Honorable W. H. SEWARD.

SIR: After some reflection I came to the conclusion to address you a few lines. I am a prisoner at this fort and have been at this and Fort Lafayette for eight weeks. I was arrested as a member of the Maryland Legislature and have understood that those arrests were made as a precautionary measure to prevent what seemed anticipated, viz, the passage of a secession ordinance. Now I pledge my honor as a man that if there were any such measure contemplated I know northing of it nor would I have countenanced such a measure. And as I am now by virtue of the late election a private citizen and will do nothing against the Government I hope youw ill be kind enough to release me.

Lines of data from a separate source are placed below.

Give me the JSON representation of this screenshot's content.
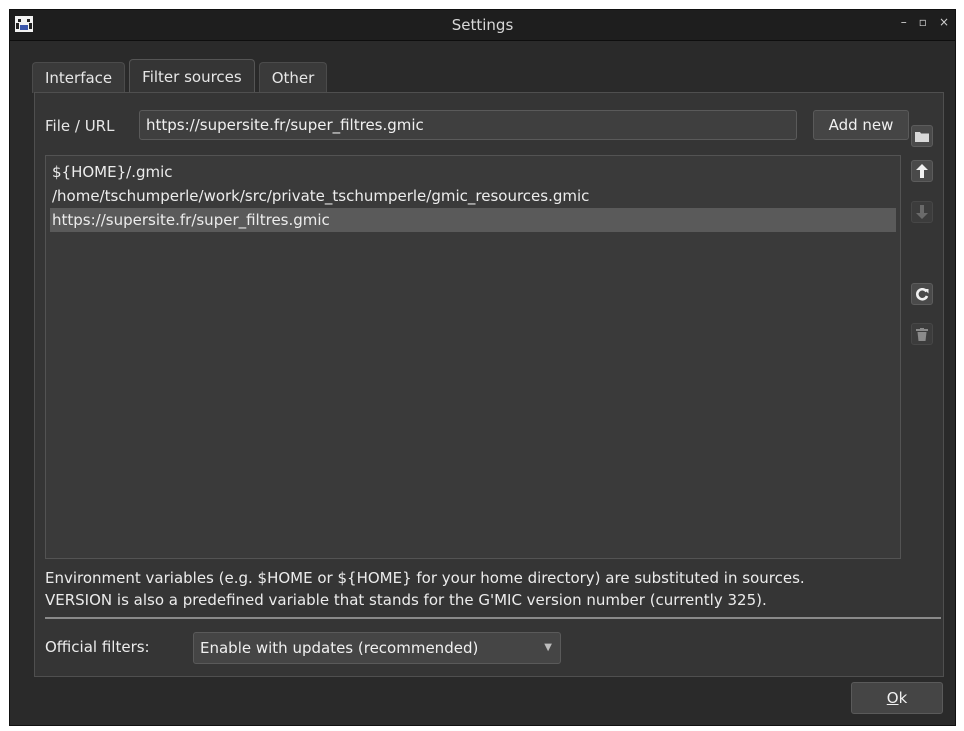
{
  "window": {
    "title": "Settings",
    "controls": {
      "minimize": "–",
      "maximize": "▫",
      "close": "×"
    }
  },
  "tabs": [
    {
      "label": "Interface",
      "active": false
    },
    {
      "label": "Filter sources",
      "active": true
    },
    {
      "label": "Other",
      "active": false
    }
  ],
  "filter_sources": {
    "file_label": "File / URL",
    "file_value": "https://supersite.fr/super_filtres.gmic",
    "add_button": "Add new",
    "sources": [
      "${HOME}/.gmic",
      "/home/tschumperle/work/src/private_tschumperle/gmic_resources.gmic",
      "https://supersite.fr/super_filtres.gmic"
    ],
    "selected_index": 2,
    "info_line1": "Environment variables (e.g. $HOME or ${HOME} for your home directory) are substituted in sources.",
    "info_line2": "VERSION is also a predefined variable that stands for the G'MIC version number (currently 325).",
    "official_label": "Official filters:",
    "official_value": "Enable with updates (recommended)"
  },
  "footer": {
    "ok_label": "Ok",
    "ok_mnemonic": "O",
    "ok_rest": "k"
  },
  "icons": [
    "app-icon",
    "folder-icon",
    "arrow-up-icon",
    "arrow-down-icon",
    "reload-icon",
    "trash-icon",
    "chevron-down-icon"
  ]
}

Yours, truly,


WASHINGTON, November 12, 1861.


SIR: All the Maryland political prisoners but Messrs. Heckart and Lynch, of the Legislature, were at the time of their arrest members of the house of delegates of the State and their term of service has expired. A call of the Legislature now by the Governor would only include the members of both branches who have just been elected and the senators whose term of service has not expired. Messrs. Heckart and Lynch are such senators. But being from districts which have given a large Union majority I think it probable if that was exacted that they would as Mr. McKaig did resign. The mayor of the city, Mr. Brown, and the three commissioners of police, Messrs. Howard, Gatchell and Davis, would probably also agree to resign or not to assume to exercise their several functions.

As Maryland now stands (and such is the opinion of all the leading Union men of the State I have consulted and I have consulted many including the governor) I think whilst it would do no possible harm it would have a happy effect to discharge all the prisoners unconditionally except the mayor and commissioners of police. I except them only because their claims if made to their offices might lead to trouble. But if any special security is thought necessary a parole of honor substantially in the following terms would seem to me sufficiently to answer that object, viz:

I hereby give my parole of honor that I will in good faith support the Constitution of the United States and in no way assist the present rebellion against its authority or give aid or comfort to those who are or may be engaged in it.

With regard, your obedient servant,


EXECUTIVE CHAMBER, Annapolis, November 12, 1861.

Honorable W. H. SEWARD, Secretary of State.

DEAR SIR: Having heard last evening whilst in Baltimore that you had an idea of releasing their confinement at Fort Warren, &c., such members of our former distinguished Legislature as have been